SOURCE DATA:
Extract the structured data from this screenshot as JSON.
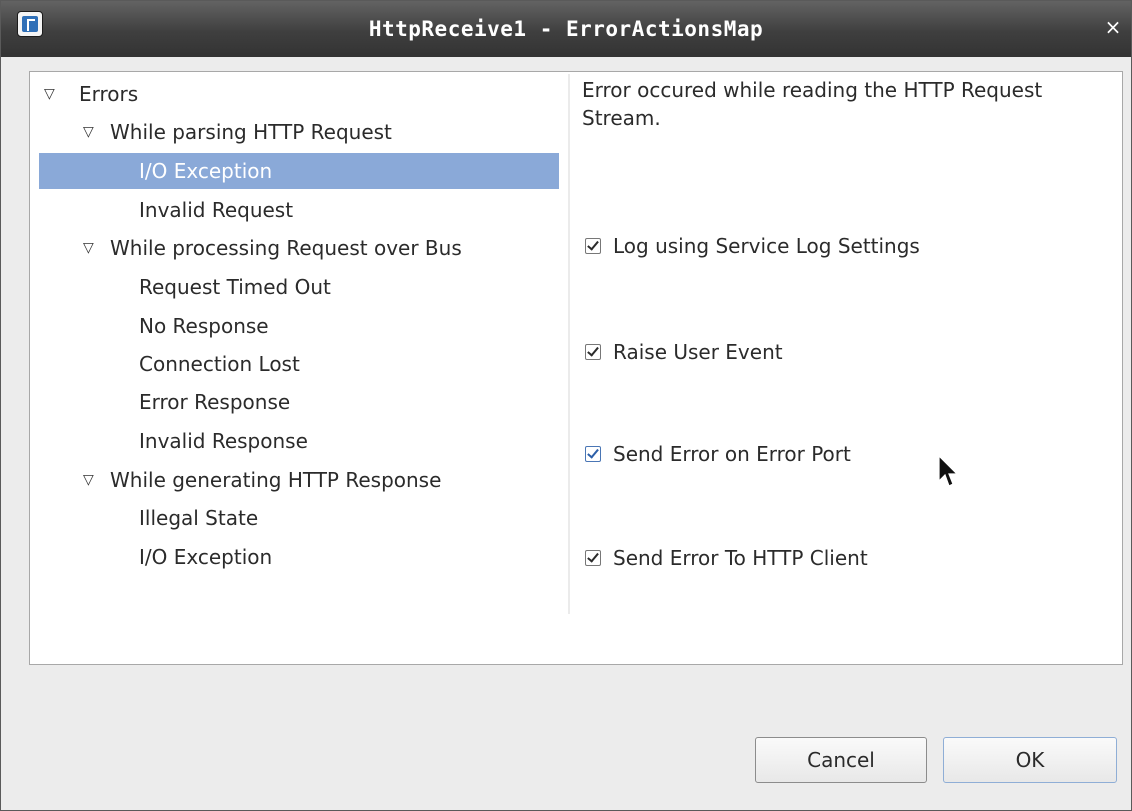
{
  "window": {
    "title": "HttpReceive1 - ErrorActionsMap",
    "close_glyph": "×",
    "icon": "app-icon"
  },
  "tree": {
    "caret_glyph": "▽",
    "items": [
      {
        "label": "Errors",
        "level": 0,
        "expanded": true,
        "selected": false
      },
      {
        "label": "While parsing HTTP Request",
        "level": 1,
        "expanded": true,
        "selected": false
      },
      {
        "label": "I/O Exception",
        "level": 2,
        "selected": true
      },
      {
        "label": "Invalid Request",
        "level": 2,
        "selected": false
      },
      {
        "label": "While processing Request over Bus",
        "level": 1,
        "expanded": true,
        "selected": false
      },
      {
        "label": "Request Timed Out",
        "level": 2,
        "selected": false
      },
      {
        "label": "No Response",
        "level": 2,
        "selected": false
      },
      {
        "label": "Connection Lost",
        "level": 2,
        "selected": false
      },
      {
        "label": "Error Response",
        "level": 2,
        "selected": false
      },
      {
        "label": "Invalid Response",
        "level": 2,
        "selected": false
      },
      {
        "label": "While generating HTTP Response",
        "level": 1,
        "expanded": true,
        "selected": false
      },
      {
        "label": "Illegal State",
        "level": 2,
        "selected": false
      },
      {
        "label": "I/O Exception",
        "level": 2,
        "selected": false
      }
    ]
  },
  "detail": {
    "description": "Error occured while reading the HTTP Request Stream.",
    "options": [
      {
        "label": "Log using Service Log Settings",
        "checked": true
      },
      {
        "label": "Raise User Event",
        "checked": true
      },
      {
        "label": "Send Error on Error Port",
        "checked": true
      },
      {
        "label": "Send Error To HTTP Client",
        "checked": true
      }
    ]
  },
  "buttons": {
    "cancel_label": "Cancel",
    "ok_label": "OK"
  },
  "colors": {
    "selection": "#8aa9d8",
    "titlebar": "#3f3f3f",
    "accent": "#2c5fa8"
  }
}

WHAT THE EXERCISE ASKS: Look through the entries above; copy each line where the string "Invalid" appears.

OUTPUT FOR THIS EXERCISE:
        "label": "Invalid Request",
        "label": "Invalid Response",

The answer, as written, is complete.